> _Problem description_:
An exact copy of the whole listing is required.

--- START ---

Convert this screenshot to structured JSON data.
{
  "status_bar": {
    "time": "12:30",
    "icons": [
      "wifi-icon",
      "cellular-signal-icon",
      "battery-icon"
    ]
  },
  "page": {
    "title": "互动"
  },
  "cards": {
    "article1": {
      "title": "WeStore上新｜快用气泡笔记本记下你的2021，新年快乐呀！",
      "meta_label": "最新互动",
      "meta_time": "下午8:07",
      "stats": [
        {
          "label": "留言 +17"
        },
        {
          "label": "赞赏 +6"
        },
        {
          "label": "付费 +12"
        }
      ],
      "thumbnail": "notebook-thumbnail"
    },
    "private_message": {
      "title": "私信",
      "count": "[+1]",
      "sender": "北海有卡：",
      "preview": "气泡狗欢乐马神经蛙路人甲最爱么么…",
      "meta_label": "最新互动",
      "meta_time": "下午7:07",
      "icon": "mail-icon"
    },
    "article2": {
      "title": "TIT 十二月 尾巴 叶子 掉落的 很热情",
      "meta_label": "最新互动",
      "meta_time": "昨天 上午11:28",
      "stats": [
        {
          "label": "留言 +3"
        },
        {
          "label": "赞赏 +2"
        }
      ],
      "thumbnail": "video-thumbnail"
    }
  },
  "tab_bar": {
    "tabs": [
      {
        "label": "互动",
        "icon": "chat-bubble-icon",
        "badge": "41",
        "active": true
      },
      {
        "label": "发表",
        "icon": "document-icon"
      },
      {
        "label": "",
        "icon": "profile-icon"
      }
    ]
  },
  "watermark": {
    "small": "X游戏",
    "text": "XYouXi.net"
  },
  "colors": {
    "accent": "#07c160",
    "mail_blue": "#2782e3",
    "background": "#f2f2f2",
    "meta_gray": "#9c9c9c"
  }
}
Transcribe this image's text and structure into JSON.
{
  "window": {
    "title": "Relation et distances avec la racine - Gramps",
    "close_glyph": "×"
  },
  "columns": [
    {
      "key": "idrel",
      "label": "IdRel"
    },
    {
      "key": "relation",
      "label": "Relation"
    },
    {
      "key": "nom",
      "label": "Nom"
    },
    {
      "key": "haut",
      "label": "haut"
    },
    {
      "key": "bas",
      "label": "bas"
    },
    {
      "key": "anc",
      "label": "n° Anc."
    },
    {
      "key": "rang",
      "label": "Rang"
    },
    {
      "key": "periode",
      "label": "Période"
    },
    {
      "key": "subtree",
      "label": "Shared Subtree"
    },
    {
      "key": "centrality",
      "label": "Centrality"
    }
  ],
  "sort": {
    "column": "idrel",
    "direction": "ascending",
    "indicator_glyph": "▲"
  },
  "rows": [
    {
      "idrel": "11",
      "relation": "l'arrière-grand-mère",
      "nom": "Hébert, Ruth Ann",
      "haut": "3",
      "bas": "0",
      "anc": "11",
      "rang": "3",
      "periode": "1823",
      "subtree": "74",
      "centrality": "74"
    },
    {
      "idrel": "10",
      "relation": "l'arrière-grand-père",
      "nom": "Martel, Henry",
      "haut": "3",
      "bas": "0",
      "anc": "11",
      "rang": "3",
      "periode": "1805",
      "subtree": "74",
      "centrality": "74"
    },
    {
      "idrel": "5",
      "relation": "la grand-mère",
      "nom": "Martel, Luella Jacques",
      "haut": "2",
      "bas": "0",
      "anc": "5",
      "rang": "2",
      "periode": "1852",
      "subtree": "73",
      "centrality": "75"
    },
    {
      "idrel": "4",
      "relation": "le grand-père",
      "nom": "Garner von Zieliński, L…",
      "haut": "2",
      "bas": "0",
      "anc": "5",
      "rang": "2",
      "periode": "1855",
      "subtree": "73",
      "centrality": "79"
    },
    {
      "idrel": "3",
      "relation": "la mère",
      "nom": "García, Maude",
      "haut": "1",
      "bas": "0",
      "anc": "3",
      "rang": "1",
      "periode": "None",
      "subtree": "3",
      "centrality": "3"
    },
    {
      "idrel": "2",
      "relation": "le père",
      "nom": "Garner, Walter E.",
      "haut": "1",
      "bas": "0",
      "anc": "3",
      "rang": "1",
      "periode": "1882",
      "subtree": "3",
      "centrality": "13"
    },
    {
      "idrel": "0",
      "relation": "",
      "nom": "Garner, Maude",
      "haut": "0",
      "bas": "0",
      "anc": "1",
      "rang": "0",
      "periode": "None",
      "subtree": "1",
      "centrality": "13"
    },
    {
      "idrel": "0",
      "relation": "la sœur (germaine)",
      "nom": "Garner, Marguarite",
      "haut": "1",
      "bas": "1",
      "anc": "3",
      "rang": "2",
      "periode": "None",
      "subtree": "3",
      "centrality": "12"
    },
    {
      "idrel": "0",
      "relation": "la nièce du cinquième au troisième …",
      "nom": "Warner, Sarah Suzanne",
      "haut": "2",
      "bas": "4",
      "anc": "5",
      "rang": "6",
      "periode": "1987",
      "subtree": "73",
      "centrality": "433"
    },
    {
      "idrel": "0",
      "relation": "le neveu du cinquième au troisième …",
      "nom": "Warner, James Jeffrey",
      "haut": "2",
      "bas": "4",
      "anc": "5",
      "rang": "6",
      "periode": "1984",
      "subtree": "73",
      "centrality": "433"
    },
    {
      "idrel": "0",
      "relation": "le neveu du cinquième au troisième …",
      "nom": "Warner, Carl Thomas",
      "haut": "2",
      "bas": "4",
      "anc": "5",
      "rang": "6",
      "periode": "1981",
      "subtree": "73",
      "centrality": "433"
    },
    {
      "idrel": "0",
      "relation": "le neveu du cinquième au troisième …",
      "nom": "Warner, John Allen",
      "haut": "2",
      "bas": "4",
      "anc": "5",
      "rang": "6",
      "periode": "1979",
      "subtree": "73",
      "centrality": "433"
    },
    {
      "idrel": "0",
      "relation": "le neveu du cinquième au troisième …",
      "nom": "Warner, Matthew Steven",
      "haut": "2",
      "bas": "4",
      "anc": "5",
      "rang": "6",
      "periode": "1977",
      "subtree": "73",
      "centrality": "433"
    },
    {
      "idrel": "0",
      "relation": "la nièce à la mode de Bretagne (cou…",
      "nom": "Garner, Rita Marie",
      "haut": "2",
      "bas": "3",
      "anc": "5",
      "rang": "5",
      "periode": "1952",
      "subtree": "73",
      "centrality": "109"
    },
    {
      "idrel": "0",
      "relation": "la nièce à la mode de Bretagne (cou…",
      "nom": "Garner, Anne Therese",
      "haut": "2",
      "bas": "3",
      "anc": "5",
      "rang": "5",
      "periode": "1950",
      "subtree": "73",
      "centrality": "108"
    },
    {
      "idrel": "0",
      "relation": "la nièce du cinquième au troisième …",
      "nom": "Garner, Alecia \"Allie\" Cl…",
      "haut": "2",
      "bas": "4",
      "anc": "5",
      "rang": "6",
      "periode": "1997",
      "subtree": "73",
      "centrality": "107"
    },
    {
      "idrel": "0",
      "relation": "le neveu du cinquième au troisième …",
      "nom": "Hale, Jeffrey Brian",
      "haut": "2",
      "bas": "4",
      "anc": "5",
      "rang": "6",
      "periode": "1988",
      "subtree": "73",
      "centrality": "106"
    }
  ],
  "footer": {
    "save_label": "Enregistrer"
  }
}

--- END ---

> _Problem solution_:
Convert this screenshot to structured JSON data.
{
  "status_bar": {
    "time": "12:30",
    "icons": [
      "wifi-icon",
      "cellular-signal-icon",
      "battery-icon"
    ]
  },
  "page": {
    "title": "互动"
  },
  "cards": {
    "article1": {
      "title": "WeStore上新｜快用气泡笔记本记下你的2021，新年快乐呀！",
      "meta_label": "最新互动",
      "meta_time": "下午8:07",
      "stats": [
        {
          "label": "留言 +17"
        },
        {
          "label": "赞赏 +6"
        },
        {
          "label": "付费 +12"
        }
      ],
      "thumbnail": "notebook-thumbnail"
    },
    "private_message": {
      "title": "私信",
      "count": "[+1]",
      "sender": "北海有卡：",
      "preview": "气泡狗欢乐马神经蛙路人甲最爱么么…",
      "meta_label": "最新互动",
      "meta_time": "下午7:07",
      "icon": "mail-icon"
    },
    "article2": {
      "title": "TIT 十二月 尾巴 叶子 掉落的 很热情",
      "meta_label": "最新互动",
      "meta_time": "昨天 上午11:28",
      "stats": [
        {
          "label": "留言 +3"
        },
        {
          "label": "赞赏 +2"
        }
      ],
      "thumbnail": "video-thumbnail"
    }
  },
  "tab_bar": {
    "tabs": [
      {
        "label": "互动",
        "icon": "chat-bubble-icon",
        "badge": "41",
        "active": true
      },
      {
        "label": "发表",
        "icon": "document-icon"
      },
      {
        "label": "",
        "icon": "profile-icon"
      }
    ]
  },
  "watermark": {
    "small": "X游戏",
    "text": "XYouXi.net"
  },
  "colors": {
    "accent": "#07c160",
    "mail_blue": "#2782e3",
    "background": "#f2f2f2",
    "meta_gray": "#9c9c9c"
  }
}
Transcribe this image's text and structure into JSON.
{
  "window": {
    "title": "Relation et distances avec la racine - Gramps",
    "close_glyph": "×"
  },
  "columns": [
    {
      "key": "idrel",
      "label": "IdRel"
    },
    {
      "key": "relation",
      "label": "Relation"
    },
    {
      "key": "nom",
      "label": "Nom"
    },
    {
      "key": "haut",
      "label": "haut"
    },
    {
      "key": "bas",
      "label": "bas"
    },
    {
      "key": "anc",
      "label": "n° Anc."
    },
    {
      "key": "rang",
      "label": "Rang"
    },
    {
      "key": "periode",
      "label": "Période"
    },
    {
      "key": "subtree",
      "label": "Shared Subtree"
    },
    {
      "key": "centrality",
      "label": "Centrality"
    }
  ],
  "sort": {
    "column": "idrel",
    "direction": "ascending",
    "indicator_glyph": "▲"
  },
  "rows": [
    {
      "idrel": "11",
      "relation": "l'arrière-grand-mère",
      "nom": "Hébert, Ruth Ann",
      "haut": "3",
      "bas": "0",
      "anc": "11",
      "rang": "3",
      "periode": "1823",
      "subtree": "74",
      "centrality": "74"
    },
    {
      "idrel": "10",
      "relation": "l'arrière-grand-père",
      "nom": "Martel, Henry",
      "haut": "3",
      "bas": "0",
      "anc": "11",
      "rang": "3",
      "periode": "1805",
      "subtree": "74",
      "centrality": "74"
    },
    {
      "idrel": "5",
      "relation": "la grand-mère",
      "nom": "Martel, Luella Jacques",
      "haut": "2",
      "bas": "0",
      "anc": "5",
      "rang": "2",
      "periode": "1852",
      "subtree": "73",
      "centrality": "75"
    },
    {
      "idrel": "4",
      "relation": "le grand-père",
      "nom": "Garner von Zieliński, L…",
      "haut": "2",
      "bas": "0",
      "anc": "5",
      "rang": "2",
      "periode": "1855",
      "subtree": "73",
      "centrality": "79"
    },
    {
      "idrel": "3",
      "relation": "la mère",
      "nom": "García, Maude",
      "haut": "1",
      "bas": "0",
      "anc": "3",
      "rang": "1",
      "periode": "None",
      "subtree": "3",
      "centrality": "3"
    },
    {
      "idrel": "2",
      "relation": "le père",
      "nom": "Garner, Walter E.",
      "haut": "1",
      "bas": "0",
      "anc": "3",
      "rang": "1",
      "periode": "1882",
      "subtree": "3",
      "centrality": "13"
    },
    {
      "idrel": "0",
      "relation": "",
      "nom": "Garner, Maude",
      "haut": "0",
      "bas": "0",
      "anc": "1",
      "rang": "0",
      "periode": "None",
      "subtree": "1",
      "centrality": "13"
    },
    {
      "idrel": "0",
      "relation": "la sœur (germaine)",
      "nom": "Garner, Marguarite",
      "haut": "1",
      "bas": "1",
      "anc": "3",
      "rang": "2",
      "periode": "None",
      "subtree": "3",
      "centrality": "12"
    },
    {
      "idrel": "0",
      "relation": "la nièce du cinquième au troisième …",
      "nom": "Warner, Sarah Suzanne",
      "haut": "2",
      "bas": "4",
      "anc": "5",
      "rang": "6",
      "periode": "1987",
      "subtree": "73",
      "centrality": "433"
    },
    {
      "idrel": "0",
      "relation": "le neveu du cinquième au troisième …",
      "nom": "Warner, James Jeffrey",
      "haut": "2",
      "bas": "4",
      "anc": "5",
      "rang": "6",
      "periode": "1984",
      "subtree": "73",
      "centrality": "433"
    },
    {
      "idrel": "0",
      "relation": "le neveu du cinquième au troisième …",
      "nom": "Warner, Carl Thomas",
      "haut": "2",
      "bas": "4",
      "anc": "5",
      "rang": "6",
      "periode": "1981",
      "subtree": "73",
      "centrality": "433"
    },
    {
      "idrel": "0",
      "relation": "le neveu du cinquième au troisième …",
      "nom": "Warner, John Allen",
      "haut": "2",
      "bas": "4",
      "anc": "5",
      "rang": "6",
      "periode": "1979",
      "subtree": "73",
      "centrality": "433"
    },
    {
      "idrel": "0",
      "relation": "le neveu du cinquième au troisième …",
      "nom": "Warner, Matthew Steven",
      "haut": "2",
      "bas": "4",
      "anc": "5",
      "rang": "6",
      "periode": "1977",
      "subtree": "73",
      "centrality": "433"
    },
    {
      "idrel": "0",
      "relation": "la nièce à la mode de Bretagne (cou…",
      "nom": "Garner, Rita Marie",
      "haut": "2",
      "bas": "3",
      "anc": "5",
      "rang": "5",
      "periode": "1952",
      "subtree": "73",
      "centrality": "109"
    },
    {
      "idrel": "0",
      "relation": "la nièce à la mode de Bretagne (cou…",
      "nom": "Garner, Anne Therese",
      "haut": "2",
      "bas": "3",
      "anc": "5",
      "rang": "5",
      "periode": "1950",
      "subtree": "73",
      "centrality": "108"
    },
    {
      "idrel": "0",
      "relation": "la nièce du cinquième au troisième …",
      "nom": "Garner, Alecia \"Allie\" Cl…",
      "haut": "2",
      "bas": "4",
      "anc": "5",
      "rang": "6",
      "periode": "1997",
      "subtree": "73",
      "centrality": "107"
    },
    {
      "idrel": "0",
      "relation": "le neveu du cinquième au troisième …",
      "nom": "Hale, Jeffrey Brian",
      "haut": "2",
      "bas": "4",
      "anc": "5",
      "rang": "6",
      "periode": "1988",
      "subtree": "73",
      "centrality": "106"
    }
  ],
  "footer": {
    "save_label": "Enregistrer"
  }
}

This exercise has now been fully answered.